As a broader topic, Urban@UW has facilitated discussions and collaborations to understand and create cities that are sustainable, resilient, equitable and accessible: in a word, livable. From hosting a summer institute on the nature of cities, funded by the National Endowment for the Humanities, to supporting symposia led by the West Coast Poverty Center and EarthLab on creating places where communities can thrive, we are continually partnering to foster new thinking and new solutions for livable urban areas. Additionally, Urban@UW has collaborated on significant, externally funded research-to-practice projects under this theme. Below are some recent examples.

Emerald Corridor Collaboratory

The Emerald Corridor Collaboratory project instantiated a regional network between four city-university partnerships in the Pacific Northwest, aimed at developing collaborative solutions for sustainable and resilient cities. This project was funded under the Bullitt Foundation’s Thought Leadership and Innovation RFP.

Read the final report: Experiences Implementing City-University Partnerships

Read a synthesis of projects funded under the Bullitt Foundation’s Thought Leadership and Innovation effort: Lessons and Levers for University Collaborations with Governmental and Community Partners

The Emerald Corridor Collaboratory, which formally collaborated for 2018-2019, is made up of the following city-university partnerships:

  • Portland, Oregon & Portland State University
  • Vancouver, British Columbia & University of British Columbia
  • Seattle, Washington & University of Washington
  • Bellingham, Washington & Western Washington University

Meaningful city-university partnerships can be effective in combating urban challenges such as sustainability, transportation, homelessness, or planning.

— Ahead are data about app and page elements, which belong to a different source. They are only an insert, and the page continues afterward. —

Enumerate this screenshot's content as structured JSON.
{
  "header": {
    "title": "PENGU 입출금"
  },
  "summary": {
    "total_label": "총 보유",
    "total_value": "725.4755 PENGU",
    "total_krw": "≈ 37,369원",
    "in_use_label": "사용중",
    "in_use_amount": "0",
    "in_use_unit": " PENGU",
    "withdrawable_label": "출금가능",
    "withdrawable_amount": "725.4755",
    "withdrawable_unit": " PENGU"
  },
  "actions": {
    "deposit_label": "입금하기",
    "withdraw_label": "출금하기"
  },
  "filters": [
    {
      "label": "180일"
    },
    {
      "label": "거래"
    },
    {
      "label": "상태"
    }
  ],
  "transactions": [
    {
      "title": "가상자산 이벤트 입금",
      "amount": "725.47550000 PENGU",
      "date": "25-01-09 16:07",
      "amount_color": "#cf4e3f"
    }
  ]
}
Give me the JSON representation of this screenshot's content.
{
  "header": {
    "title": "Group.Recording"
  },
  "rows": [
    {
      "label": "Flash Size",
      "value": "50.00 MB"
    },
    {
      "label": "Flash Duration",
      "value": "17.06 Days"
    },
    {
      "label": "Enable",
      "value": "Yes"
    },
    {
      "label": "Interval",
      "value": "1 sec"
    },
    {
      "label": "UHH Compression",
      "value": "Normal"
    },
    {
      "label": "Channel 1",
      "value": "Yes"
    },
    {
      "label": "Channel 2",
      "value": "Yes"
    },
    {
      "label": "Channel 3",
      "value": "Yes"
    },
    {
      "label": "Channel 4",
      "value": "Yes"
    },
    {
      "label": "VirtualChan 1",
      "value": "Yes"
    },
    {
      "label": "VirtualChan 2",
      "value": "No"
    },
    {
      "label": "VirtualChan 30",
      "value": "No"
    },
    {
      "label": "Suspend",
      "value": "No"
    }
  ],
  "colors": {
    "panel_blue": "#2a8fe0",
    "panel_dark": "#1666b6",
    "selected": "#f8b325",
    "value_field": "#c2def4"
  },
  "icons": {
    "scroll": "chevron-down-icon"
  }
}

Leveraging the strengths of institution and local government, city-university partnerships can save resources and maximize efficiency. While developing this network, the Emerald Corridor Collaboratory studied the mechanisms involved in creating and maintaining a successful network of backbone organizations (e.g. city-university partnerships). Each city-university partnership worked on pilot projects within their locale, and multiple workshops promoted network-wide knowledge sharing and collaboration. Results from this project included insights about how a regional network model can be expanded to further urban resiliency. Learn more here.

LEAP FROG to a Shared Right of Way

Urban@UW partnered with the private, public and non-profit sectors to re-imagine the right of way in Seattle. New tools and approaches were envisioned to “leapfrog” traditional uses of the right of way. The team also assessed the successes and challenges of working in a partnership across sectors, and how this model might be leveraged for other projects. In June 2019, project partners from UW, the City and the private sector selected two pilot projects from a list of candidate neighborhoods. Projects were selected based on community need and capacity. Community leaders worked directly with private sector leaders and UW faculty and students to plan, fundraise, and execute projects unique to each community’s goals. Lessons learned were synthesized for individual projects and the collective effort. This project was funded under the Bullitt Foundation’s Thought Leadership and Innovation RFP.

Livable City Year

Urban@UW was a founding partner supporting Livable City Year (LCY), an initiative designed to connect one city to faculty and courses at the University of Washington over one academic year in order to address city-identified issues of livability and sustainability. An opt-in program launched by UW faculty Branden Born (Department of Urban Design and Planning) and Jen Otten (School of Public Health), LCY provides the infrastructure and capacity to connect city needs with faculty course goals, fostering invaluable experience for students as they work within city parameters, meet with municipal agencies, and present and deliver innovative results for city use.

Urban@UW has also funded research to examine the LCY university-community partnership model.